Patterson: I got involved because Sheldon Meyer, Oxford’s guiding editor of the series, and C. Vann Woodward, the eminent historian who served as academic editor, asked me to do a volume on the years 1945-1974. I had read other books in the series, which is highly regarded by historians and which attracts a wide readership beyond academe. The result, appearing in 1996, was Grand Expectations: The United States, 1945-1974. I then wrote a book in Oxford’s “Pivotal Moments in American History” series–on the Brown v. Board education case and its legacy. This appeared in 2001, at which point I volunteered to write a follow-up volume in the Oxford History series. Restless Giant was the result.
OUP: How do you think Bill Clinton’s legacy will reflect on Hillary Clinton’s Presidential run?
Patterson: I said above that historians don’t do well when they predict the future. (I went on television in October 1980 and predicted, though cautiously, that Carter would beat Reagan). So I will pass on that one, except to say that so far Bill Clinton’s legacy does not seem to be playing much of a role in the way that Americans are reacting to Hillary Clinton’s campaign. But we need to stay tuned–who knows what may turn up?
OUP: Do you think there were lessons to be learned in the Gulf War which the current administration has missed? In other words, how could the lessons of history have better dictated our actions in Iraq?
Given the many contingencies that affect disparate events, I am not sure that any past experience offers reliable “lessons.” But your mention of the Gulf War is of course appropriate. In 1991-92, Defense Secretary Dick Cheney spoke forcefully against carrying that war to Baghdad and against trying to unseat Saddam Hussein. The reasons he gave at that time (reasons that I cite in Restless Giant) very closely resemble those that opponents of Bush’s policies use today.
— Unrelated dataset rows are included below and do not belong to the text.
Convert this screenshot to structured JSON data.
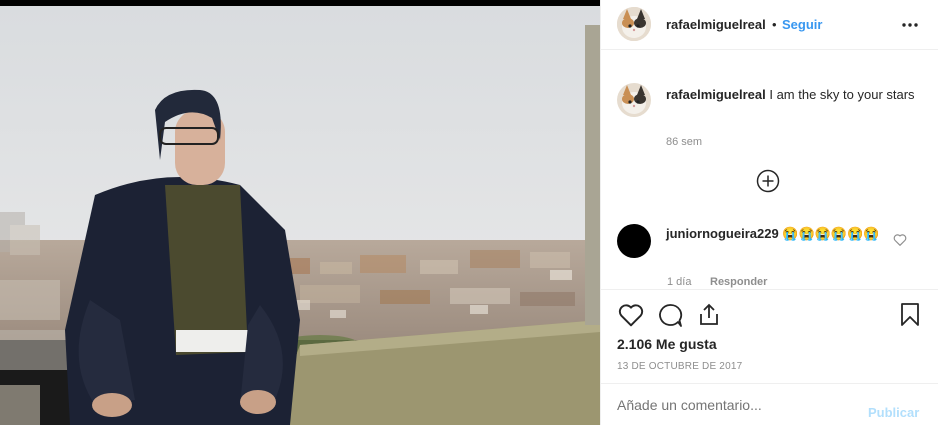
{
  "post": {
    "username": "rafaelmiguelreal",
    "follow_separator": "•",
    "follow_label": "Seguir",
    "more_icon": "more-horizontal-icon"
  },
  "caption": {
    "username": "rafaelmiguelreal",
    "text": "I am the sky to your stars",
    "time": "86 sem"
  },
  "load_more_icon": "plus-circle-icon",
  "comments": [
    {
      "username": "juniornogueira229",
      "text": "😭😭😭😭😭😭",
      "time": "1 día",
      "reply_label": "Responder",
      "like_icon": "heart-outline-icon"
    }
  ],
  "actions": {
    "like_icon": "heart-outline-icon",
    "comment_icon": "comment-bubble-icon",
    "share_icon": "share-upload-icon",
    "save_icon": "bookmark-icon"
  },
  "likes_text": "2.106 Me gusta",
  "date_text": "13 DE OCTUBRE DE 2017",
  "comment_box": {
    "placeholder": "Añade un comentario...",
    "publish_label": "Publicar"
  },
  "colors": {
    "link_blue": "#3897f0",
    "publish_disabled": "#b2dffc",
    "text": "#262626",
    "muted": "#8e8e8e"
  }
}
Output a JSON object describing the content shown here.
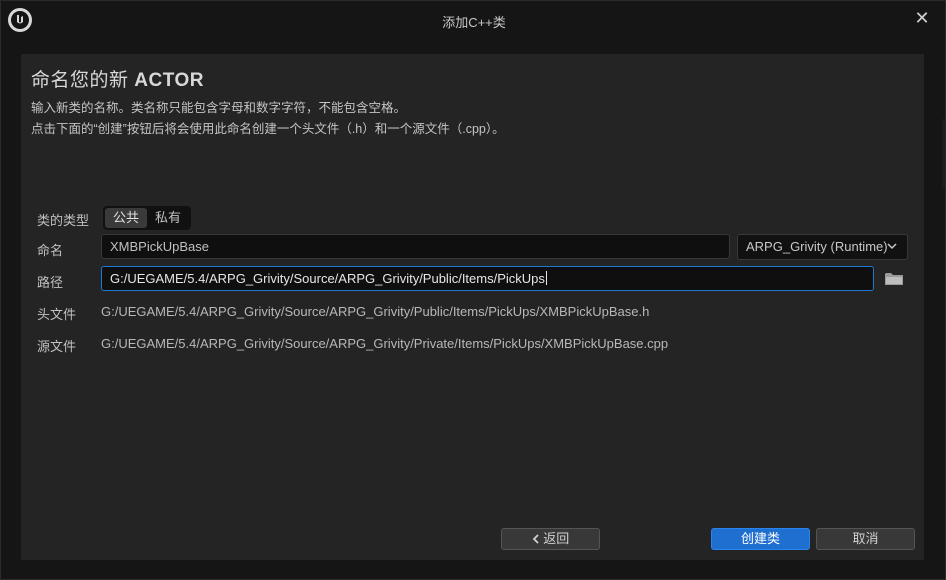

I am often struck by the durability of the “Munich analogy” in post-World War II American history. The “lesson” of Munich, many American policy-makers and politicians have argued, is that powerful nations (such as the United States) should never “appease” serious troublemakers abroad. This “lesson” was in most respects a useful one for American leaders during the Cold War. But no two troublemakers or overseas “crises” are alike. There are always particular contingencies that make it necessary for nations to be wary of being guided too obediently by “lessons” from the past.
OUP: What are you working on now?
Patterson: I have been doing a good deal of research into events of what I believe to have been a pivotal year in modern United States history: 1965. It was then that American escalation in Vietnam became irrevocable, sparking large-scale anti-war activity as well as angry rock music such as Barry McGuire’s chart-topping “Eve of Destruction;” that the civil rights movement peaked but then broke apart, never to recuperate; and that American liberalism under the leadership of President Johnson secured passage of an unprecedented body of legislation–federal aid to public education, Medicare and Medicaid, a Voting Rights Act, major immigration reform, expansion of a War on Poverty, and creation of the National Endowments for the Arts and Humanities, to name just a few–only to falter badly in late 1965 for a variety of reasons. Flaws in Great Society programs, along with acrimony surrounding the Vietnam War opened the way for a conservative resurgence that almost no one might have imagined at the start of the year.
All this digging might end up as a book. We shall see.